Exercise prompt | From the entries below, count the lines holding the word "JSON" and give nothing but the number.
[Opening Given data section]
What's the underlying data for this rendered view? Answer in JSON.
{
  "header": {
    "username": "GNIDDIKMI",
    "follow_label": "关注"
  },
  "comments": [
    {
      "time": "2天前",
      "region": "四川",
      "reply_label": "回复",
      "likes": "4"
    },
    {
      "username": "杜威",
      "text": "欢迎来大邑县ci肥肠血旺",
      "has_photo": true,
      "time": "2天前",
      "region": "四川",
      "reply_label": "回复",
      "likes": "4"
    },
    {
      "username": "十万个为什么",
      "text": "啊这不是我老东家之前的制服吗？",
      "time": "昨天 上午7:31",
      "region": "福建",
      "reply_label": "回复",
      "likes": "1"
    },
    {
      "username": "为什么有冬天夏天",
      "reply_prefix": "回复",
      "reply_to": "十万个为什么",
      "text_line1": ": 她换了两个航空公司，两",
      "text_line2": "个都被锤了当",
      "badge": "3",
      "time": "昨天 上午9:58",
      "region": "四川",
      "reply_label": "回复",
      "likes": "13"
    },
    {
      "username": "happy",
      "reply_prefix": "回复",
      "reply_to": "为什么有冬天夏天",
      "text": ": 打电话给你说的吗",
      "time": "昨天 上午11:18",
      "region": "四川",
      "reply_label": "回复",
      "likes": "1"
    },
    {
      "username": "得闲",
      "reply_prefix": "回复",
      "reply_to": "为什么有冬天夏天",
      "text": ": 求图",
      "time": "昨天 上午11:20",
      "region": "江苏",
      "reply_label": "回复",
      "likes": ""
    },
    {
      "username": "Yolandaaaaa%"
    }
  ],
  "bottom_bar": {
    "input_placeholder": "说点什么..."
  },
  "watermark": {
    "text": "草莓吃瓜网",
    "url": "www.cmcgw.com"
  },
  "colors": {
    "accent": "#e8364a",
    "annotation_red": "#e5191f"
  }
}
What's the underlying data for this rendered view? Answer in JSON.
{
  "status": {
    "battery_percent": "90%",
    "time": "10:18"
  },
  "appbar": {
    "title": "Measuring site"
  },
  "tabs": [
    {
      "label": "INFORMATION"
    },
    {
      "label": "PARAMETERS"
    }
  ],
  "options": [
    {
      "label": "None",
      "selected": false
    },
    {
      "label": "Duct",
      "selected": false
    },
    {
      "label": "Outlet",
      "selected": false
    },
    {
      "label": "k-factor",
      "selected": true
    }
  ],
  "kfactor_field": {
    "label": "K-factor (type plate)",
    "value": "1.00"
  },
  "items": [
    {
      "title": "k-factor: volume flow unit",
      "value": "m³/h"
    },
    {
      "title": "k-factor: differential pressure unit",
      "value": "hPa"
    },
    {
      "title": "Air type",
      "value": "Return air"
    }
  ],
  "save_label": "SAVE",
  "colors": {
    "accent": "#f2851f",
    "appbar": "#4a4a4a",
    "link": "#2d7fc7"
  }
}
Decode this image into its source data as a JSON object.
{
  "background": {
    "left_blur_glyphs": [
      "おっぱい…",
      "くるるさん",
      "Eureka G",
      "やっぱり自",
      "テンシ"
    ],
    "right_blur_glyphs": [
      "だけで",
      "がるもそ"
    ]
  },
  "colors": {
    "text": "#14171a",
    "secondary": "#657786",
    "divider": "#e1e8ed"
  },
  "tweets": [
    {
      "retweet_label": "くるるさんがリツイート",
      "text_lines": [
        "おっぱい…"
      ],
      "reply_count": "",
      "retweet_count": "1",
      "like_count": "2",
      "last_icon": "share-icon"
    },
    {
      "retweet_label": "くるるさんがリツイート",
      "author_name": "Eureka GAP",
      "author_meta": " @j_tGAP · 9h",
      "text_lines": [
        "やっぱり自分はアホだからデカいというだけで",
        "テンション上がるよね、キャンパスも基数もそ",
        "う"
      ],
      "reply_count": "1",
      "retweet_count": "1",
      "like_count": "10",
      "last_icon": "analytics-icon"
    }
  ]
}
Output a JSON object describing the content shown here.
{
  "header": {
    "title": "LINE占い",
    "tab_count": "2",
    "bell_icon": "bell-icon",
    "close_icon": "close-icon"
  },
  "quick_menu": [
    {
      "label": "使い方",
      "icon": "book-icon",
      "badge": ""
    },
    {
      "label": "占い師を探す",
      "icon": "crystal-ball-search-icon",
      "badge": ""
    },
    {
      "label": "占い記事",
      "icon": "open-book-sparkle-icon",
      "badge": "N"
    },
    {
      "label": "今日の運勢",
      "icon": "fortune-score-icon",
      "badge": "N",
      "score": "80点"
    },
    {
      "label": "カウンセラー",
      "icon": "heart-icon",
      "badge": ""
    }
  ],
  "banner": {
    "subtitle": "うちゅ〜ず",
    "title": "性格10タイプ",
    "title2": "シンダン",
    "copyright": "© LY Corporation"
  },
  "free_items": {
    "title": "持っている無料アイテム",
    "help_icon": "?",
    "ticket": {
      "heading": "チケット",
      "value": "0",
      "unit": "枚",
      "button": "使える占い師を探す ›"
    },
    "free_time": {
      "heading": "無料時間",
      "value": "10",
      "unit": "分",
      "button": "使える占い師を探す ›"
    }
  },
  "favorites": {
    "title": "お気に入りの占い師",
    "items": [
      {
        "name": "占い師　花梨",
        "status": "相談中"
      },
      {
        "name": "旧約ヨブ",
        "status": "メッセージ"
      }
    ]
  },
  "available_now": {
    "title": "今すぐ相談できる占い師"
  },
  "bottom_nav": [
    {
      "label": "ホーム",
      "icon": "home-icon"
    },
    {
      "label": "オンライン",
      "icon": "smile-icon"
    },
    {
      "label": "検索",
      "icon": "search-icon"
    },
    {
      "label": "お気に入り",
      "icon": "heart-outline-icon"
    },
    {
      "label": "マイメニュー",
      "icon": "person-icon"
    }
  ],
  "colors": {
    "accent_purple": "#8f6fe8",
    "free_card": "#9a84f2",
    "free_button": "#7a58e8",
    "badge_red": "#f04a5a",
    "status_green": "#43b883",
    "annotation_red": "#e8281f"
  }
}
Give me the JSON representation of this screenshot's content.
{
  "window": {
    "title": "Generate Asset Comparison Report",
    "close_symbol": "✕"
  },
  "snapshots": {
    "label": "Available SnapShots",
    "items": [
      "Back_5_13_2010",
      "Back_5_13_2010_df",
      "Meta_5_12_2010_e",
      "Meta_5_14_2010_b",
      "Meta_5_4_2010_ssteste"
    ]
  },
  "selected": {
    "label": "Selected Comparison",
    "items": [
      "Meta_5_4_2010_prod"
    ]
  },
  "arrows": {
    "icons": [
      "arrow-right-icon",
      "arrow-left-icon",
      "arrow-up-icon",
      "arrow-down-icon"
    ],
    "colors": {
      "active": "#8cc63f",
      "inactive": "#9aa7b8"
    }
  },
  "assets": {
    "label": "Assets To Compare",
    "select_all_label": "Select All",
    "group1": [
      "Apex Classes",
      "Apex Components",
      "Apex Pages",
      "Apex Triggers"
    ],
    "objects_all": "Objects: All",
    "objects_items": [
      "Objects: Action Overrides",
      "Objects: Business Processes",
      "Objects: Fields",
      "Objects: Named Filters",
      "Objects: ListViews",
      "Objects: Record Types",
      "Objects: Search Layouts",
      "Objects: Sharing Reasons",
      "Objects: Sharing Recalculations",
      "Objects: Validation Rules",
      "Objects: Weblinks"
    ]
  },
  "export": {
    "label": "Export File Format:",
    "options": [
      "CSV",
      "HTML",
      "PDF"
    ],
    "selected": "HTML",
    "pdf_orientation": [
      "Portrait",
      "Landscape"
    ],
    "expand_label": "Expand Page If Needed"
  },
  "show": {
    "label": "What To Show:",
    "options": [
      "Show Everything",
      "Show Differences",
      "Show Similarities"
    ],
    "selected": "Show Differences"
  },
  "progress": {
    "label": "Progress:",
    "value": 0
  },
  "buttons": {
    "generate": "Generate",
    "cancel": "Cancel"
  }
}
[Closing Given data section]
Answer to this exercise | 5